The law requires public defender, after being assigned to a case, to access court documents and evidence to acquire full knowledge of the case; to engage with the defendant at least once to obtain the facts, or, if necessary, survey the crime scene and relevant places to gather evidence in the defendant’s interest; to appear in court, conduct examination and submit preparatory pleading; to petition the court to investigate evidence and conduct examination; and to dutifully draft a court paper in the defender’s defense. However, the High Court citied Article 31-2 of the Code of Criminal Procedure to justify the use of a public defender for such case, stating that the defendant’s lawyer was repeatedly absent without leave on scheduled trial days, prompting the need to assign a public defender, so as to ensure the defendant’s rights. In fact, Article 31 only requires the use of public defender in the event that the defendant was not represented by a lawyer of his own choosing and that the said lawyer failed to appear in court as scheduled, neither of which actually occurred. Also, as it is common with the current practice that the public defender be matched with certain judge, the defendant has reasons to suspect that the public defender might be working in collusion with the judge. Article 14-3(d) of the ICCPR and General Comments No. 32 of the UN Human Rights Committee specifies that the defendant be assigned legal assistance “…in any case where the interest of justice so require…”. However, such interest never occurred. The High Court’s decision to replace the defendant’s lawyer with a public defender is indeed questionable.

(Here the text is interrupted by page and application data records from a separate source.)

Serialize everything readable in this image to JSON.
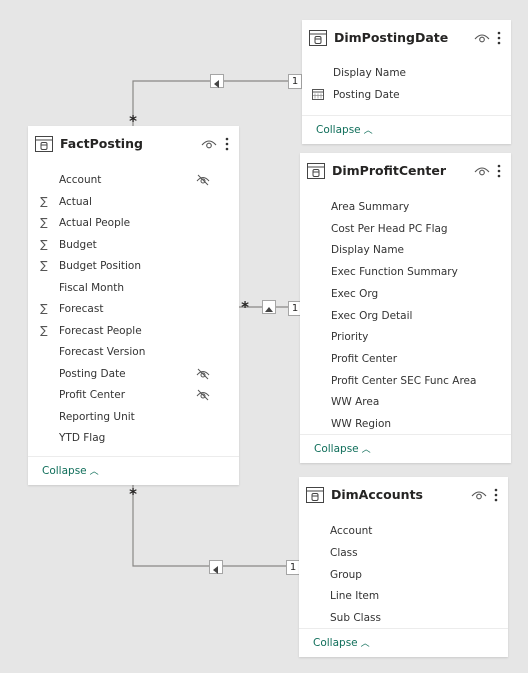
{
  "tables": {
    "fact_posting": {
      "title": "FactPosting",
      "collapse_label": "Collapse",
      "fields": [
        {
          "label": "Account",
          "icon": "none",
          "hidden": true
        },
        {
          "label": "Actual",
          "icon": "sigma",
          "hidden": false
        },
        {
          "label": "Actual People",
          "icon": "sigma",
          "hidden": false
        },
        {
          "label": "Budget",
          "icon": "sigma",
          "hidden": false
        },
        {
          "label": "Budget Position",
          "icon": "sigma",
          "hidden": false
        },
        {
          "label": "Fiscal Month",
          "icon": "none",
          "hidden": false
        },
        {
          "label": "Forecast",
          "icon": "sigma",
          "hidden": false
        },
        {
          "label": "Forecast People",
          "icon": "sigma",
          "hidden": false
        },
        {
          "label": "Forecast Version",
          "icon": "none",
          "hidden": false
        },
        {
          "label": "Posting Date",
          "icon": "none",
          "hidden": true
        },
        {
          "label": "Profit Center",
          "icon": "none",
          "hidden": true
        },
        {
          "label": "Reporting Unit",
          "icon": "none",
          "hidden": false
        },
        {
          "label": "YTD Flag",
          "icon": "none",
          "hidden": false
        }
      ]
    },
    "dim_posting_date": {
      "title": "DimPostingDate",
      "collapse_label": "Collapse",
      "fields": [
        {
          "label": "Display Name",
          "icon": "none",
          "hidden": false
        },
        {
          "label": "Posting Date",
          "icon": "calendar",
          "hidden": false
        }
      ]
    },
    "dim_profit_center": {
      "title": "DimProfitCenter",
      "collapse_label": "Collapse",
      "fields": [
        {
          "label": "Area Summary",
          "icon": "none",
          "hidden": false
        },
        {
          "label": "Cost Per Head PC Flag",
          "icon": "none",
          "hidden": false
        },
        {
          "label": "Display Name",
          "icon": "none",
          "hidden": false
        },
        {
          "label": "Exec Function Summary",
          "icon": "none",
          "hidden": false
        },
        {
          "label": "Exec Org",
          "icon": "none",
          "hidden": false
        },
        {
          "label": "Exec Org Detail",
          "icon": "none",
          "hidden": false
        },
        {
          "label": "Priority",
          "icon": "none",
          "hidden": false
        },
        {
          "label": "Profit Center",
          "icon": "none",
          "hidden": false
        },
        {
          "label": "Profit Center SEC Func Area",
          "icon": "none",
          "hidden": false
        },
        {
          "label": "WW Area",
          "icon": "none",
          "hidden": false
        },
        {
          "label": "WW Region",
          "icon": "none",
          "hidden": false
        }
      ]
    },
    "dim_accounts": {
      "title": "DimAccounts",
      "collapse_label": "Collapse",
      "fields": [
        {
          "label": "Account",
          "icon": "none",
          "hidden": false
        },
        {
          "label": "Class",
          "icon": "none",
          "hidden": false
        },
        {
          "label": "Group",
          "icon": "none",
          "hidden": false
        },
        {
          "label": "Line Item",
          "icon": "none",
          "hidden": false
        },
        {
          "label": "Sub Class",
          "icon": "none",
          "hidden": false
        }
      ]
    }
  },
  "relationships": [
    {
      "from": "DimPostingDate",
      "to": "FactPosting",
      "one_label": "1",
      "many_label": "*"
    },
    {
      "from": "DimProfitCenter",
      "to": "FactPosting",
      "one_label": "1",
      "many_label": "*"
    },
    {
      "from": "DimAccounts",
      "to": "FactPosting",
      "one_label": "1",
      "many_label": "*"
    }
  ],
  "colors": {
    "background": "#e6e6e6",
    "card": "#ffffff",
    "collapse_link": "#0f6e5a",
    "line": "#8a8886"
  }
}
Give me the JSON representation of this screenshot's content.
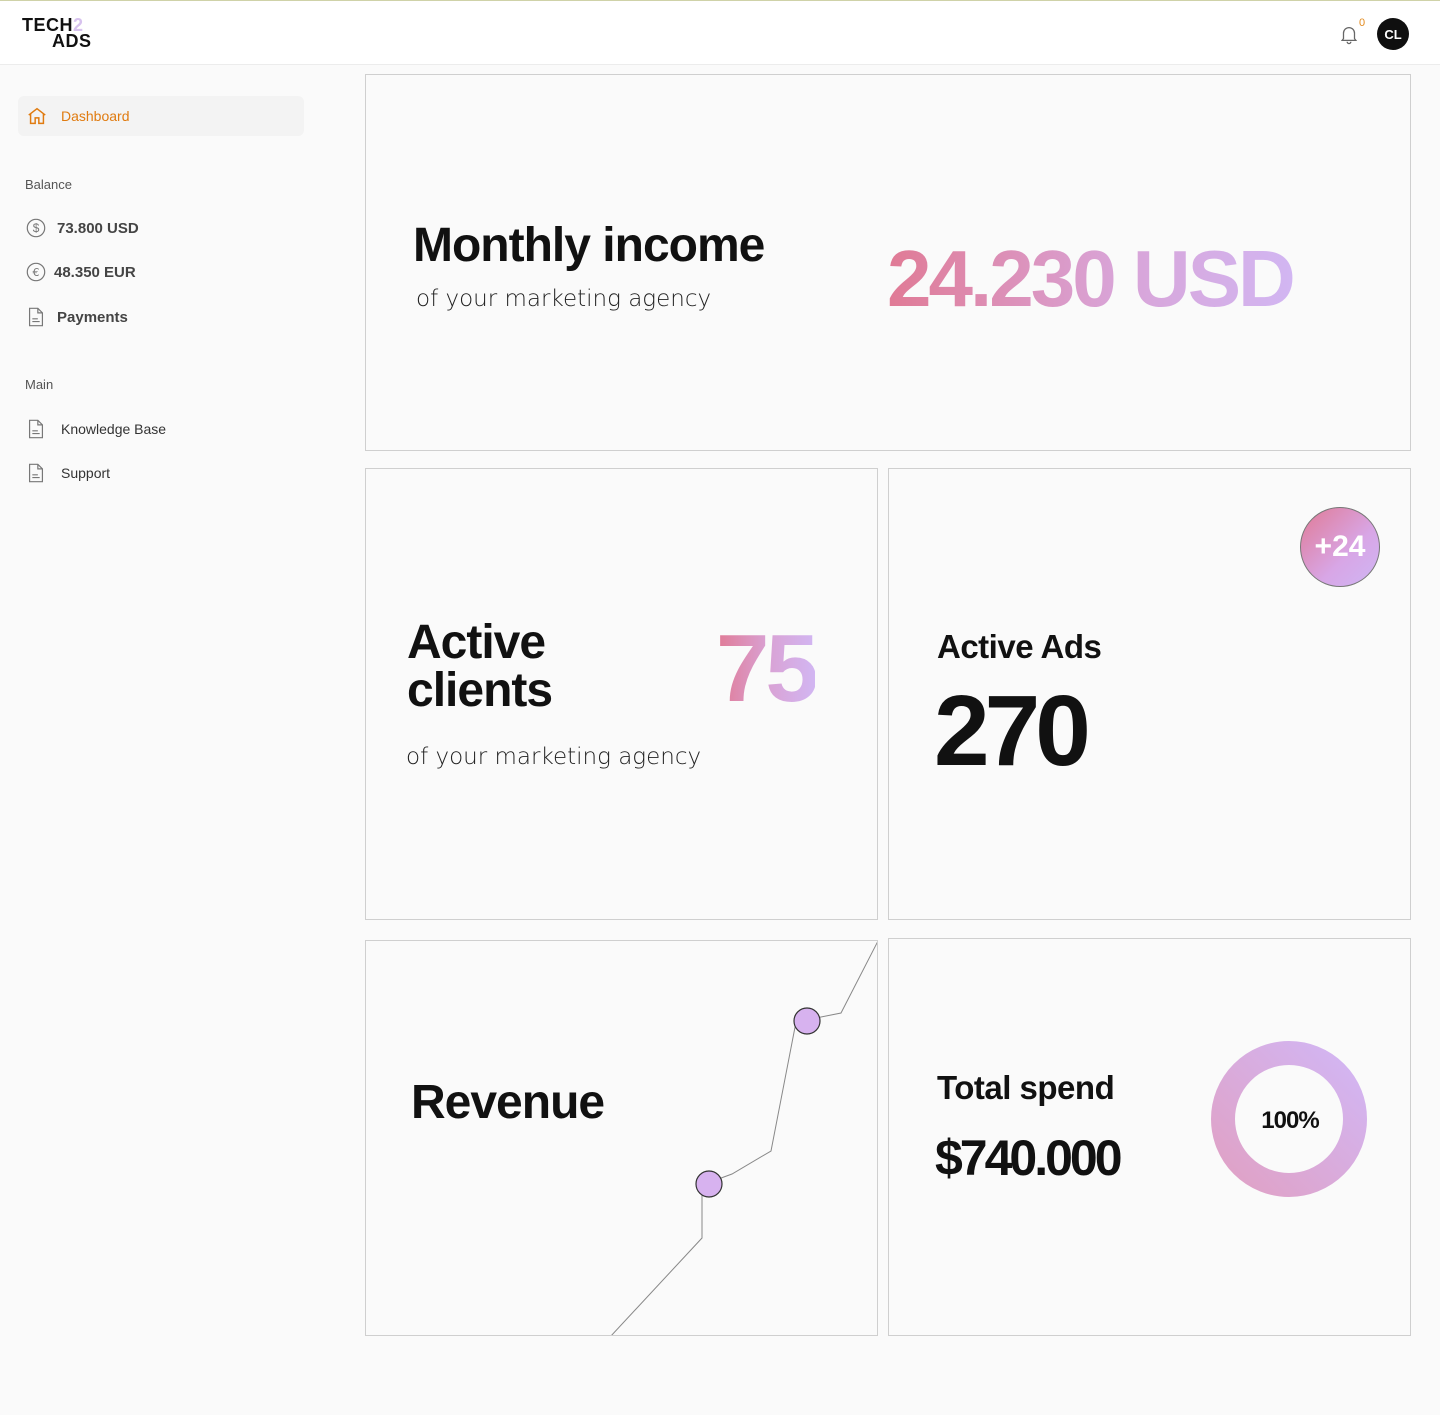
{
  "brand": {
    "line1": "TECH",
    "two": "2",
    "line2": "ADS"
  },
  "header": {
    "notification_count": "0",
    "avatar_initials": "CL"
  },
  "sidebar": {
    "active": {
      "label": "Dashboard"
    },
    "balance_title": "Balance",
    "balance_items": [
      {
        "label": "73.800 USD",
        "icon": "dollar-icon"
      },
      {
        "label": "48.350 EUR",
        "icon": "euro-icon"
      },
      {
        "label": "Payments",
        "icon": "document-icon"
      }
    ],
    "main_title": "Main",
    "main_items": [
      {
        "label": "Knowledge Base",
        "icon": "document-icon"
      },
      {
        "label": "Support",
        "icon": "document-icon"
      }
    ]
  },
  "monthly": {
    "title": "Monthly income",
    "subtitle": "of your marketing agency",
    "value": "24.230 USD"
  },
  "clients": {
    "title_line1": "Active",
    "title_line2": "clients",
    "value": "75",
    "subtitle": "of your marketing agency"
  },
  "ads": {
    "title": "Active Ads",
    "value": "270",
    "badge": "+24"
  },
  "revenue": {
    "title": "Revenue"
  },
  "spend": {
    "title": "Total spend",
    "value": "$740.000",
    "percent_label": "100%",
    "percent": 100
  },
  "colors": {
    "accent": "#e07b10",
    "gradient_start": "#e07a95",
    "gradient_end": "#d2b6f2"
  }
}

The CY’s investigation found that Taiwan High Court’s action violated Article 16 of the Constitution protecting the basic right to litigation, Article 14 of the ICCPR and contradicted Article 31-2 of the Code of Criminal Procedure and Article-6-3(c) of the substantive statements of the European Convention on Human Rights, and concluded that improvements need to be made to the existing public defender system. The CY’s concluding findings and recommendations were issued to the Judicial Yuan for its reference and improvement.